Historical Kiwi Egg Loan Returned
Inside a cardboard box, protected by an inflatable plastic cushion, is a smooth, white kiwi egg with a tiny hole at each end. The number A.12.32 is handwritten on it in black ink. Long ago, someone would have pressed the egg against their mouth and forcefully blown through one of these holes to push the yolk and albumen (egg white) out the other end.
The kiwi egg was found during a standard inventory of collection material by staff at the University of Otago’s WD Trotter Anatomy Museum . People are often surprised to learn that the Department of Anatomy has a long history of studying native New Zealand fauna. While Professor William Percy Gowland was there (~1914 to 1944), he employed staff who conducted non-human research, such as John Cairney, who later studied the tuatara’s forebrain, nerves, and heart . Other non-medical students and scientists often visited the department, including researchers who investigated differences in the pelvic anatomy of kiwi, humans, and great apes . Non-human research continues there today , with genetic studies of tuatara, lamprey (kanakana/piharau), giant clams, sponges, earwigs, weevils, chickens, and rats (kiore) being conducted.
Sketch of an expecting female kiwi in the style of an x-ray image. The egg is so large relative to the female kiwi’s body size that she is usually unable to eat in the few days prior to laying. Sketch by Emma Burns.
For study? For teaching? The reason for this kiwi egg’s stay at the Anatomy Museum is not well-documented. But this is not unusual, given that Otago Museum and the University were under the same administration until 1955. Thus, collections were often borrowed for teaching with a more casual manner than current practice. Things like gentlemen's handshakes and post-it note promises have created issues for recent curators and collection managers, who work to reconcile these untracked activities with taoka in their collections.
The number on the egg corresponds with an entry in the Otago Museum A register, one of the collection acquisitions ledger books that detail natural history purchases and donations. This register tells us that the egg is from a North Island kiwi, Apteryx mantelli, and that it was purchased from a Mr. Dale of Waikaremoana in 1912. During this time, the Museum was under the leadership of zoologist Professor William Blaxland Benham.
North Island kiwi egg AV12314 with register number. Photo: On Lee Lau © Tūhura Otago Museum Collection.
Mr Dale was the lessee of the government hostel at Lake Waikaremoana, Te Urewera National Park . It was built in 1900 at Whaititi Headlands, replacing the earlier lodging house built in 1874 to accommodate the Crown's armed constabulary in Urewera . By 1909, the Lake House was an official government hostel for tourists to the area, and in 1912 it would play host to prominent guests like Lord Islington, the Governor of New Zealand . It is possible that Mr Dale collected the egg from near Lake Waikaremoana during his time running the Lake House or was given it by a guest or associate.
Image of the Lake House at Lake Waikaremoana in the Urewera National Park.

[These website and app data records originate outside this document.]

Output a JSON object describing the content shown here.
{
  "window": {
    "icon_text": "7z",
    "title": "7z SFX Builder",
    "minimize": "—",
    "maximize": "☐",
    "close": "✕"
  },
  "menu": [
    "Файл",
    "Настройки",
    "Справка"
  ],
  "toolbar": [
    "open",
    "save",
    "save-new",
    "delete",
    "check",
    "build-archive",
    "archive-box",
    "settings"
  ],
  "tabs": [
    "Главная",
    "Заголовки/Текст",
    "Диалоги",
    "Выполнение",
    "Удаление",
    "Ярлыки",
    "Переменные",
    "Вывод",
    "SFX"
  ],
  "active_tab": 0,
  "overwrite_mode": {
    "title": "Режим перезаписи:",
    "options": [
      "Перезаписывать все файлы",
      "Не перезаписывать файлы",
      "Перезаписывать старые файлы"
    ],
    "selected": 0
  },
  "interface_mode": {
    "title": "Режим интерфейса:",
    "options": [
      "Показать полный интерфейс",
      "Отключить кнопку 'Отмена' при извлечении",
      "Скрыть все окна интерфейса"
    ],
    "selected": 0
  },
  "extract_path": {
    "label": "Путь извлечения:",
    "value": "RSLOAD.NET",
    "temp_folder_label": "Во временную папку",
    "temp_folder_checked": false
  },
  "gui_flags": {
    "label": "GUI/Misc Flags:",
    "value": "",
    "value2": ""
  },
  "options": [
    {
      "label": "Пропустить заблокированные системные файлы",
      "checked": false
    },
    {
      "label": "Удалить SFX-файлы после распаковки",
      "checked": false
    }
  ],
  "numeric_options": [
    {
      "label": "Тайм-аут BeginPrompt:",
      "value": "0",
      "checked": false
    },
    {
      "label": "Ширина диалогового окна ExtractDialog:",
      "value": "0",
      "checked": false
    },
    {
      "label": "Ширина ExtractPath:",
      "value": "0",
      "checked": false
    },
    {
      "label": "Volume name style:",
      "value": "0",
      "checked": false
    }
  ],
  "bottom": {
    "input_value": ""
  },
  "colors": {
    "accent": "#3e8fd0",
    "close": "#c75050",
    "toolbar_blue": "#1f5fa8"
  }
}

Photo taken in March 1922. The original caption read: “The Lake House. A horse stands in the left foreground.” Image from MTG Hawke’s Bay: https://collection.mtghawkesbay.com/objects/84051/the-lake-house-lake-waikaremoana.
Although some of the details around how Mr Dale came to have a kiwi egg, what prompted him to sell it to the Museum, and the reason it was lent to the Department of Anatomy remain a mystery, what is certain is that this taoka, far from where it was laid over 100 years ago, has remained well cared for by the University. It is heartening when undocumented historic loans are returned to Tūhura, instead of abandoned to time, and we are thankful for the chance to resolve this one.
A kiwi skeleton and kiwi egg. Tūhura Otago Museum. Photo: On Lee Lau © Otago Museum collection.
Top image: North Island kiwi (Apteryx mantelli) egg AV12314. Photo: On Lee Lau © Tūhura Otago Museum Collection.
 WD Trotter Anatomy Museum, Department of Anatomy, University of Otago: https://www.otago.ac.nz/anatomy/facilities/museum/
 Neuman F (1993). Pots and Pieces: The Anatomy Museum of the Otago Medical School and How it Came to Be. NZ Museums Journal. 17-22pp.
 Baskerville, RF (1988). Pelvic dimensions : an account of studies of the pelvis 1885-1988. Doctor of Philosophy Thesis. University of Otago. Retrieved from http://hdl.handle.net/10523/3374
 Department of Anatomy, Otago University: https://www.otago.ac.nz/anatomy/index.html
Gisborne Times (1912). His Excellency Arrives. Gisborne Times. 3(3446) p7. https://paperspast.natlib.govt.nz/newspapers/GIST19120210.2.44
 Department of Lands and Survey (1983). Land of the Mist: The Story of Urewera National Park. Department of Lands and Survey. 41pp.